Often when we approach acting roles we talk about identifying the separation between ourselves and the character. How are we different? These differences can be useful in figuring out what we need to do to get closer to the character in order to play them. So, how would I react in Henry’s shoes right now? I would be in absolute fight or flight. I would be begging for my life, crying, trying to run away or attack Richard. I would be desperate and manic. Henry, on the other hand, manages to channel all that he is feeling into a careful dissection of Richard’s character. He is unarmed and defenceless, except for his words. All he can do in place of physically scarring Richard is to scar his conscience and hopefully bring about his demise by planting a seed of doubt in Richard’s mind.
To tap into this scene we need to align ourselves with all that Henry has gone through.
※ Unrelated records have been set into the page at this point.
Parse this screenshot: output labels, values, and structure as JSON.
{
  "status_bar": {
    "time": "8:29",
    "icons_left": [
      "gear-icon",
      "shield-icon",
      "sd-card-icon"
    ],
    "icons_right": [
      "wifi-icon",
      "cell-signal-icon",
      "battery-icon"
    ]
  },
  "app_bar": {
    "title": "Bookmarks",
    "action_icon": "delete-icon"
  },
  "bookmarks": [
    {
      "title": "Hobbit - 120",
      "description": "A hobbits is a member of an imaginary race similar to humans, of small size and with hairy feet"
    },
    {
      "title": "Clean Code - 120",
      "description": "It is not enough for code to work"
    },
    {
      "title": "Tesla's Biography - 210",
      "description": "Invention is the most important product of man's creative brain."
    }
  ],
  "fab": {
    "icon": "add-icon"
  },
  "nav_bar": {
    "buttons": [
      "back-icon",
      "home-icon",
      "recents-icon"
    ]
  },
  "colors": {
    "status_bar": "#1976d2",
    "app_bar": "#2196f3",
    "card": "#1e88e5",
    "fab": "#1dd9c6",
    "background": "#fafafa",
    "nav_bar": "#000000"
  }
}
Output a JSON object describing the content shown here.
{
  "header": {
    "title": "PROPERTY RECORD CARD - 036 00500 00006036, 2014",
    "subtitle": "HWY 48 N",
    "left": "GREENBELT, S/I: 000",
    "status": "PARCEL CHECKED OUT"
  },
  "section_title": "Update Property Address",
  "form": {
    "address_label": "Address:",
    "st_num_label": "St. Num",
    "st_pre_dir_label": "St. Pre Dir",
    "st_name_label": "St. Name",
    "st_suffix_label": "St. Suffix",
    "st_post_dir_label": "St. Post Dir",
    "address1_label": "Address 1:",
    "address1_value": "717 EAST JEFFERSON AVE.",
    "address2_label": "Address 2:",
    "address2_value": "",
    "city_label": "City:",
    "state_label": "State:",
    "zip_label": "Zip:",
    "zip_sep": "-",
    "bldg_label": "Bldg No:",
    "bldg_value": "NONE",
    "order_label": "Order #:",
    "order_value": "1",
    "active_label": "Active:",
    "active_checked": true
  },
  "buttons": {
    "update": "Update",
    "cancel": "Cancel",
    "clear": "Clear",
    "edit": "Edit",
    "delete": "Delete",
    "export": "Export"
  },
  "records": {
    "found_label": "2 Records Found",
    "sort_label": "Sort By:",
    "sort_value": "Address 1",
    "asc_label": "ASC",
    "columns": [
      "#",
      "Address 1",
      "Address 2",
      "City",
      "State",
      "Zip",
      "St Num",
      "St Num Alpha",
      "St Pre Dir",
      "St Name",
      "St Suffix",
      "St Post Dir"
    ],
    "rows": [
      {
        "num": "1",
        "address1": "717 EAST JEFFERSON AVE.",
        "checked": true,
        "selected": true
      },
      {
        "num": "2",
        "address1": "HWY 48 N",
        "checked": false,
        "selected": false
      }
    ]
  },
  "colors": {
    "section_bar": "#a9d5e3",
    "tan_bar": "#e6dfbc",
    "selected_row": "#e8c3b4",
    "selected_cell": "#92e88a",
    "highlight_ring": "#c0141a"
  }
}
He has lost his son. He has been locked in the Tower and probably hasn’t eaten for days. How does he muster the energy to say these words? The source of energy I turn to for Henry is always his faith. It is the single most important thing to Henry, even more than his family, and he preserves that right until the end. Richard stops him by stabbing him and and says:
“I’ll hear no more; die, prophet, in thy speech”
Perhaps Henry’s plan has worked? Perhaps him speaking as a prophet is the one way to channel fear into the heart of Richard? As we know now, (Information that poor Henry will never know) Richard is haunted by the ghosts of those he has killed at the end of his play, Richard the Third. Perhaps Henry’s plan works, and the seed of guilt planted in this moment grows to take control of Richard’s soul and lead to his demise.
When acting this speech, it’s important to play the range of experiences Henry is having, without giving all the weight to one aspect of the given circumstances. Henry is grieving, starving, desperate, resentful, faithful and despairing all at once. To play only one of these states is to rob Henry of the complexity of his final moment.
Conclusion: “Hadst thou been kill’d when first thou didst presume”
This monologue is a fantastic example of high stakes in Shakespeare. If you want to dig into some really challenging content from a character in a really dire situation, Henry, in this scene, is a great bet for you. What great practice to play a character on death’s doorstep who is able to still use language to impact Richard? This is a prime example of why we never ‘play the obstacle’ in acting. Even if a character has NOTHING and all hope is lost for them, there is still something they want. Still something they need – an objective which they must pursue. How can you play Henry’s desperate objective amidst all the obstacles he faces? Good luck to you! I hope your objective of tackling this great speech goes better than Henry’s objective of overcoming Richard. Enjoy!